WHAT IS EXPECTED:
All lines in the data below carrying the string "Volume" are to be located and copied.

*** Opening INPUT DATA ***

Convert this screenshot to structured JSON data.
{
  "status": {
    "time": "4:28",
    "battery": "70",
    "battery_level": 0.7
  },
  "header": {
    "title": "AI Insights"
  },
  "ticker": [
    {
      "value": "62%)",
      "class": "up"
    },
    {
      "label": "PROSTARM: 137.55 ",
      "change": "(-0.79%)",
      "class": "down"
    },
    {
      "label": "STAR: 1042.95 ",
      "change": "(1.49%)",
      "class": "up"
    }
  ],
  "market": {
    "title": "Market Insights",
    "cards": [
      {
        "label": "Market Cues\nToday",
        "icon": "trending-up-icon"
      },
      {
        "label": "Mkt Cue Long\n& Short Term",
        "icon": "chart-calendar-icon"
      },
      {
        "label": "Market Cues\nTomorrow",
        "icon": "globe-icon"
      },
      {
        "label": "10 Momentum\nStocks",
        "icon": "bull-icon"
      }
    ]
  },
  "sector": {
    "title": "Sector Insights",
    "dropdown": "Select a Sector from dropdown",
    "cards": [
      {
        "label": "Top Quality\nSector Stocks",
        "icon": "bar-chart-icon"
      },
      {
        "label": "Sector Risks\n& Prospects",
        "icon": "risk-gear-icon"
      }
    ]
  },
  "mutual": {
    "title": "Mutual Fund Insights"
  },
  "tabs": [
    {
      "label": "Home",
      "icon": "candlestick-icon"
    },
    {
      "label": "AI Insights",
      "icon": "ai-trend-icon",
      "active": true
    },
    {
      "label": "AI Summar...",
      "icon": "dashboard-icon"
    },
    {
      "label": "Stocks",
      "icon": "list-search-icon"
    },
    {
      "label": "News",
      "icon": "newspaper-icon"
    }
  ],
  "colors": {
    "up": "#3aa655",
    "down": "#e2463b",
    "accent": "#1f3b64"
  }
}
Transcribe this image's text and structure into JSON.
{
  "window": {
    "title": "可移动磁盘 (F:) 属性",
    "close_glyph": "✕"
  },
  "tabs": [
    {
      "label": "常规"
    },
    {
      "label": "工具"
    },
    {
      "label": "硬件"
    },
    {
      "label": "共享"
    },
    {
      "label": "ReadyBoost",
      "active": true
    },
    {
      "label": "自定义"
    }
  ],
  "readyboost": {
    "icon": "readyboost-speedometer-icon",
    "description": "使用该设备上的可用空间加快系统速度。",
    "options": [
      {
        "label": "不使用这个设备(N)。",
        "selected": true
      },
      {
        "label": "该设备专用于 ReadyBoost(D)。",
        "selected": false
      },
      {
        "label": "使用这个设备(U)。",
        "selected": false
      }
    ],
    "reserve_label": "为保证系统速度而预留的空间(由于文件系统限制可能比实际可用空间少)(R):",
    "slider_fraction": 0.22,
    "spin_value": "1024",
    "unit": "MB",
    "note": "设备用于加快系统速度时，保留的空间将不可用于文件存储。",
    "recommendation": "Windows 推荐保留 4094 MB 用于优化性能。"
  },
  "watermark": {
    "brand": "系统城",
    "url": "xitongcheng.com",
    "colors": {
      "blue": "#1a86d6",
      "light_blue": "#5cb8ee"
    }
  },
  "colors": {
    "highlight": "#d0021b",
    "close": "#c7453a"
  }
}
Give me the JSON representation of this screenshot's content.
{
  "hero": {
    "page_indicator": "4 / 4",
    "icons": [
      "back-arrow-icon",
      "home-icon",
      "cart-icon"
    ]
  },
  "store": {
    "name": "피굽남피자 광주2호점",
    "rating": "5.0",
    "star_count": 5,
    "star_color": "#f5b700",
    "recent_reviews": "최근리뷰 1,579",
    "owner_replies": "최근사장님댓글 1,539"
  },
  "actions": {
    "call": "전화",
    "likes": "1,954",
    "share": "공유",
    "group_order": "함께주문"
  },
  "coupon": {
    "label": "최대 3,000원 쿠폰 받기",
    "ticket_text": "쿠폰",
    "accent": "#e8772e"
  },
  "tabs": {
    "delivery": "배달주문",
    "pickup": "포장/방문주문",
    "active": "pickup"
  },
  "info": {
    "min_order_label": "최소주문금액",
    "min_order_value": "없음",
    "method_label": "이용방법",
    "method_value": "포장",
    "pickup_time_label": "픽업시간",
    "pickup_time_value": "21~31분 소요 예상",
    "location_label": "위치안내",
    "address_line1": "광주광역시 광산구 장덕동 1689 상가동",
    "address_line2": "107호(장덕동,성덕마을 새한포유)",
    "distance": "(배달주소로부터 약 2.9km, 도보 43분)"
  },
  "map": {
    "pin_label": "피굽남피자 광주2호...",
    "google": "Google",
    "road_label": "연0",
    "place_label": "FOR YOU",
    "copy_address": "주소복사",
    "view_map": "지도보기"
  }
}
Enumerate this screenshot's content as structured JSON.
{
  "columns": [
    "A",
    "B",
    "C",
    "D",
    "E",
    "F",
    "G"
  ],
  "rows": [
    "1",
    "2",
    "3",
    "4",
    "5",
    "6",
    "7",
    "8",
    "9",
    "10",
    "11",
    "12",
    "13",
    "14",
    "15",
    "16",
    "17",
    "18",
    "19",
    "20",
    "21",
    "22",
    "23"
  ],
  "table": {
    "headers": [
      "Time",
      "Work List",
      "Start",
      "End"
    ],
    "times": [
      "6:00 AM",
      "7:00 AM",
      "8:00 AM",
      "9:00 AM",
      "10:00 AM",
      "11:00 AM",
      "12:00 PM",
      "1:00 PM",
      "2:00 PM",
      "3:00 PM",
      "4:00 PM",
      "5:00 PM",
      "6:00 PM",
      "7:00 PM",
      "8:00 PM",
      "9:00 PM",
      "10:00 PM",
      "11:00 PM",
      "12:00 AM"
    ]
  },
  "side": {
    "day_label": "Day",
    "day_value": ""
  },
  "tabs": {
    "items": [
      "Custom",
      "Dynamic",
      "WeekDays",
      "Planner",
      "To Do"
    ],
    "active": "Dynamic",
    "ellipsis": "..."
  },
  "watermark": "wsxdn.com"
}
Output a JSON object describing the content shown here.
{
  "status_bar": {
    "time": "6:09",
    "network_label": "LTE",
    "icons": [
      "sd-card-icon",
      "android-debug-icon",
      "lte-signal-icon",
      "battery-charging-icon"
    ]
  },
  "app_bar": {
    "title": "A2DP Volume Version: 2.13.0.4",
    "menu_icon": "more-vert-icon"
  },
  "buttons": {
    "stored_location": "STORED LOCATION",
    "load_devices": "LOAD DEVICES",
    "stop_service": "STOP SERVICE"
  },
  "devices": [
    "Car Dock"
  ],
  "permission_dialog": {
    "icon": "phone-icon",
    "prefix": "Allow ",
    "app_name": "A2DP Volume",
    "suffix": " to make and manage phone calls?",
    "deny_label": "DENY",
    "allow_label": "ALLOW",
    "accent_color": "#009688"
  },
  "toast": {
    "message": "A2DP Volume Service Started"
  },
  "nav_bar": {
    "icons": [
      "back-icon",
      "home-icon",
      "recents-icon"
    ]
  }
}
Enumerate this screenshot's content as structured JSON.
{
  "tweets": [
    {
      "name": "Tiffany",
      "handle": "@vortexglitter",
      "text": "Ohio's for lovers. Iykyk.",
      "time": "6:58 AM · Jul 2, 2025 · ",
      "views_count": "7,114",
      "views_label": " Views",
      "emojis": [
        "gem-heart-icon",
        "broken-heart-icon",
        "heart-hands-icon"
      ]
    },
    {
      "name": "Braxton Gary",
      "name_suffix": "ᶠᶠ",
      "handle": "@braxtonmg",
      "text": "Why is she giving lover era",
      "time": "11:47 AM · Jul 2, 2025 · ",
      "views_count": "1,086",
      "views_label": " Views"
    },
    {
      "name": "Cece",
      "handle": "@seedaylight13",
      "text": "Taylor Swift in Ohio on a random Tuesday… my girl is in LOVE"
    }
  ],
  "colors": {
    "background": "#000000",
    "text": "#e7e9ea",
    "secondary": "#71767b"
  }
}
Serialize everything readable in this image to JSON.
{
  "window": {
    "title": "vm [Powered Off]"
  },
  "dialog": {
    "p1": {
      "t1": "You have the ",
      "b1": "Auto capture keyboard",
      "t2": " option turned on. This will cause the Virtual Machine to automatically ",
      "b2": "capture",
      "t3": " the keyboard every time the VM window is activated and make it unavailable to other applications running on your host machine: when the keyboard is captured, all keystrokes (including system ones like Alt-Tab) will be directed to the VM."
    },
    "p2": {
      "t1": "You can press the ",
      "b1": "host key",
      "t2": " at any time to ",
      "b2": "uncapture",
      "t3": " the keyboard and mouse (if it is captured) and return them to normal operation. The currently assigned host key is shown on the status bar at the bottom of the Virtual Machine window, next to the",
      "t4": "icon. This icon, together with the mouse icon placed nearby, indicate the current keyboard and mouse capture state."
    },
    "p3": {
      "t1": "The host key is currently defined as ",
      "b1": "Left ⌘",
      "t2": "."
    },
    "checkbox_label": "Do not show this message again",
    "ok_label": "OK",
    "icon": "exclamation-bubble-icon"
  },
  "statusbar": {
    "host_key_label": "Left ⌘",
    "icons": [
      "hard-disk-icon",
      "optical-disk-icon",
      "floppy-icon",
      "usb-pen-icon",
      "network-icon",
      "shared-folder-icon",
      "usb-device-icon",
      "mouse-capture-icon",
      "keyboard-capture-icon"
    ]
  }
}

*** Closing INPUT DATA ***

RESPONSE TO THE EXERCISE:
    "title": "A2DP Volume Version: 2.13.0.4",
    "app_name": "A2DP Volume",
    "message": "A2DP Volume Service Started"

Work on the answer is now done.